Skip to Main content Skip to Navigation
Journal articles

The importance of ticks in Q fever transmission: what has (and has not) been demonstrated?

Abstract : Q fever is a widespread zoonotic disease caused by Coxiella burnetii, a ubiqui- tous intracellular bacterium infecting humans and a variety of animals. Transmission is primarily but not exclusively airborne, and ticks are usually thought to act as vectors. We argue that, although ticks may readily transmit C. burnetii in experimental systems, they only occasionally transmit the pathogen in the field. Furthermore, we underscore that many Coxiella-like bacteria are widespread in ticks and may have been misidentified as C. burnetii. Our recommendation is to improve the methods currently used to detect and characterize C. burnetii, and we propose that further knowledge of Coxiella-like bacteria will yield new insights into Q fever evolutionary ecology and C. burnetii virulence factors
Document type :
Journal articles
Complete list of metadata

https://hal.inrae.fr/hal-03326036
Contributor : Anne-Sophie Martel Connect in order to contact the contributor
Submitted on : Wednesday, August 25, 2021 - 2:59:51 PM
Last modification on : Wednesday, October 20, 2021 - 12:47:26 AM

Licence


Distributed under a Creative Commons Attribution 4.0 International License

Identifiers

Citation
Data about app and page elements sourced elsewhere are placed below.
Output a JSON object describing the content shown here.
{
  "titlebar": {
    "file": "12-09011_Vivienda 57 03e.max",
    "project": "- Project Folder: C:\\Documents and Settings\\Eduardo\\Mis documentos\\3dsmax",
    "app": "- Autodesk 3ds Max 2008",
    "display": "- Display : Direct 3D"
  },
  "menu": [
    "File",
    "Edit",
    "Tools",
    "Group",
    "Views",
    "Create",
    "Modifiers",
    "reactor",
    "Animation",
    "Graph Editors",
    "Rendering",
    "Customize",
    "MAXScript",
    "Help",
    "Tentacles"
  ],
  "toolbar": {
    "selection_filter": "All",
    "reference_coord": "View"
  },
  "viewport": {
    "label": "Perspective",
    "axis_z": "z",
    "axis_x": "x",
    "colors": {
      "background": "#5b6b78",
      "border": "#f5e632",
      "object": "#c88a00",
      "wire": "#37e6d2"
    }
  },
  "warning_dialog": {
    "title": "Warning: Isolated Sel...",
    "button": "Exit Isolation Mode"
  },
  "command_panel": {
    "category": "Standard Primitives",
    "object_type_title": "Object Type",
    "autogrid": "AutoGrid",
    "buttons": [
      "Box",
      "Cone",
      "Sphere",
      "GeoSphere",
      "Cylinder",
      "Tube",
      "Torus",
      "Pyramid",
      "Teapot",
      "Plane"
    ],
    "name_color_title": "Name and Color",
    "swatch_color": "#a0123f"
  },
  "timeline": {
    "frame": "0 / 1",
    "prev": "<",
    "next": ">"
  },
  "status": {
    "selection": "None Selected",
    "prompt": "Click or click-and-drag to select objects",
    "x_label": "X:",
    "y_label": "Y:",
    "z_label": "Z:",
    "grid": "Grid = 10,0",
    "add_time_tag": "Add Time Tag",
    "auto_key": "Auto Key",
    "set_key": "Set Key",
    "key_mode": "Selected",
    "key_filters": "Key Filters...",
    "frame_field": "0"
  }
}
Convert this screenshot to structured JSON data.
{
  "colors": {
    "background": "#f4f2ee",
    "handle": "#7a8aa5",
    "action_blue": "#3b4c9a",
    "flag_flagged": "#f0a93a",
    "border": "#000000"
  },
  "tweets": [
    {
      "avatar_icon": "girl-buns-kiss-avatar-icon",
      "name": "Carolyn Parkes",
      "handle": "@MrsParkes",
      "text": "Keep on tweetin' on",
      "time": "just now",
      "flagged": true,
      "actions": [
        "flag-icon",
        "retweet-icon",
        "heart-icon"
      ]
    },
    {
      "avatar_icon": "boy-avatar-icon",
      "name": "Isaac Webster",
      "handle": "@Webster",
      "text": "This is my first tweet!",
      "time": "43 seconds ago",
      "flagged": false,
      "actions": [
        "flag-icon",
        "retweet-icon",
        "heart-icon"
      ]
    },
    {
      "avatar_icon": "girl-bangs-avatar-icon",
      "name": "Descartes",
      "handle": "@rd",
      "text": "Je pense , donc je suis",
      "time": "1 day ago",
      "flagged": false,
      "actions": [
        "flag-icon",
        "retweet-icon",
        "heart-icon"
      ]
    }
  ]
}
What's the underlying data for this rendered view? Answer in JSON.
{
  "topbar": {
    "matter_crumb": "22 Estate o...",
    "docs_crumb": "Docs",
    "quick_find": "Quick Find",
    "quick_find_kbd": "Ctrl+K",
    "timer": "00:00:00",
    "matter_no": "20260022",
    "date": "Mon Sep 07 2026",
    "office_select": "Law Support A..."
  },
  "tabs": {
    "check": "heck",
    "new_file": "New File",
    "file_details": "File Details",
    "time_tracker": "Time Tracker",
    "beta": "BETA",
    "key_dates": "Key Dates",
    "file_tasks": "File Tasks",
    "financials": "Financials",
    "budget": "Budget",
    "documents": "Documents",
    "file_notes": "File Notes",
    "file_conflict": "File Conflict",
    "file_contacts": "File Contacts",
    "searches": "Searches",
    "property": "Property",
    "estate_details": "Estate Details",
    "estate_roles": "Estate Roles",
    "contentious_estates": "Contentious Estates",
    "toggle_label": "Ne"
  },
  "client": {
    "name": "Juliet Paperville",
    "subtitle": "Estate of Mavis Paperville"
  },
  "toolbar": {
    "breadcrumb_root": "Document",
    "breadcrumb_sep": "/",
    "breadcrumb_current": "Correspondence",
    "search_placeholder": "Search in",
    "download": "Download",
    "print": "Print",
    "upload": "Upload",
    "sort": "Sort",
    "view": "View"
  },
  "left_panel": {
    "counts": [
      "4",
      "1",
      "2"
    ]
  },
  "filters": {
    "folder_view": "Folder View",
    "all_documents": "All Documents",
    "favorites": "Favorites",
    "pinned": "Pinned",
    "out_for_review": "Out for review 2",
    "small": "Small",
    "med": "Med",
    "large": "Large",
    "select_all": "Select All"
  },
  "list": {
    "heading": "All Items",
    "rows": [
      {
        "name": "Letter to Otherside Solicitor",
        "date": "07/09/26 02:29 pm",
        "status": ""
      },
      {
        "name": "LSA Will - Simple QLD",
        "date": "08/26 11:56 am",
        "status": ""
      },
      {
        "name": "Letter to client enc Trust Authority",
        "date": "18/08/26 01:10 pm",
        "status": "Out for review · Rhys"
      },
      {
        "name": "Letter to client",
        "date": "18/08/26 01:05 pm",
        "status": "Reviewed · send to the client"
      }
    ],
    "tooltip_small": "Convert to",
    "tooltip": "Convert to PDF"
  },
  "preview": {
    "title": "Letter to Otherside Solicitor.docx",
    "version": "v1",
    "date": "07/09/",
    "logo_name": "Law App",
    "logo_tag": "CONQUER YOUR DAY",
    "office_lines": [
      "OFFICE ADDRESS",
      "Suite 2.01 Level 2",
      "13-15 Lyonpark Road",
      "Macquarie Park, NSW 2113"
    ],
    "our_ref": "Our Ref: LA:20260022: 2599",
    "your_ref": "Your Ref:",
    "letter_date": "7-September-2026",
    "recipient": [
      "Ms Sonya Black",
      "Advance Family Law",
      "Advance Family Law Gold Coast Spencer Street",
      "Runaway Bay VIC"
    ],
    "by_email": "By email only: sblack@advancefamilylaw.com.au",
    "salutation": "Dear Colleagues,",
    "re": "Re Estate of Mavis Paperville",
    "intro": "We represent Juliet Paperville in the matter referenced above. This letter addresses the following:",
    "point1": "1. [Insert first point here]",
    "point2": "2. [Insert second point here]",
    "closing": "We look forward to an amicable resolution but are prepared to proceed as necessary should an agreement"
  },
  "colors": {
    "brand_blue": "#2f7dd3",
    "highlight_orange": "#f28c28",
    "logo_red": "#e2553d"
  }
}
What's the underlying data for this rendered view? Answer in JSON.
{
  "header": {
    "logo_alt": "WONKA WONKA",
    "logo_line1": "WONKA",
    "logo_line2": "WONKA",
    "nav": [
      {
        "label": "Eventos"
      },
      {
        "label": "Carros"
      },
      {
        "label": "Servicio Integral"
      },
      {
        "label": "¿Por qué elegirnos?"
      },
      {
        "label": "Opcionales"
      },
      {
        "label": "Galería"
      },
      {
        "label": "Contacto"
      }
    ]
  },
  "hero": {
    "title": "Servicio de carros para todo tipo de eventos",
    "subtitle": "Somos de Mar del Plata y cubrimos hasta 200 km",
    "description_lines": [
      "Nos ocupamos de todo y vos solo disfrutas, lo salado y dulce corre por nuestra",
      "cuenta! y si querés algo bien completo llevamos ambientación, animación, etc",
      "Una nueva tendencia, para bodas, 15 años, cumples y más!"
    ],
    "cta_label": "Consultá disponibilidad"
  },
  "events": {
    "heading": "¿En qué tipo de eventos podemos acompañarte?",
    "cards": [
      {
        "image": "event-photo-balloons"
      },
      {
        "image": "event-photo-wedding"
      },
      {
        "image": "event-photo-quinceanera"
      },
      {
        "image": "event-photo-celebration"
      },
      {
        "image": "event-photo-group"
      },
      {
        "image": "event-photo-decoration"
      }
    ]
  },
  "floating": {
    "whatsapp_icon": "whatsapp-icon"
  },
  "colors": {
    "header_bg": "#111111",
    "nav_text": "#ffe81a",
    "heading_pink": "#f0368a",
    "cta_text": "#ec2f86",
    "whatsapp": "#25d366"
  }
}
Elsa Jourdain, Michel Gauthier-Clerc, Yves Kayser, Murielle Lafaye, Philippe Sabatier. The importance of ticks in Q fever transmission: what has (and has not) been demonstrated?. Trends in Parasitology, Elsevier, 2015, 31, pp.536-552. ⟨10.1016/j.pt.2015.06.014⟩. ⟨hal-03326036⟩

Share

Metrics

Record views

48

Files downloads

44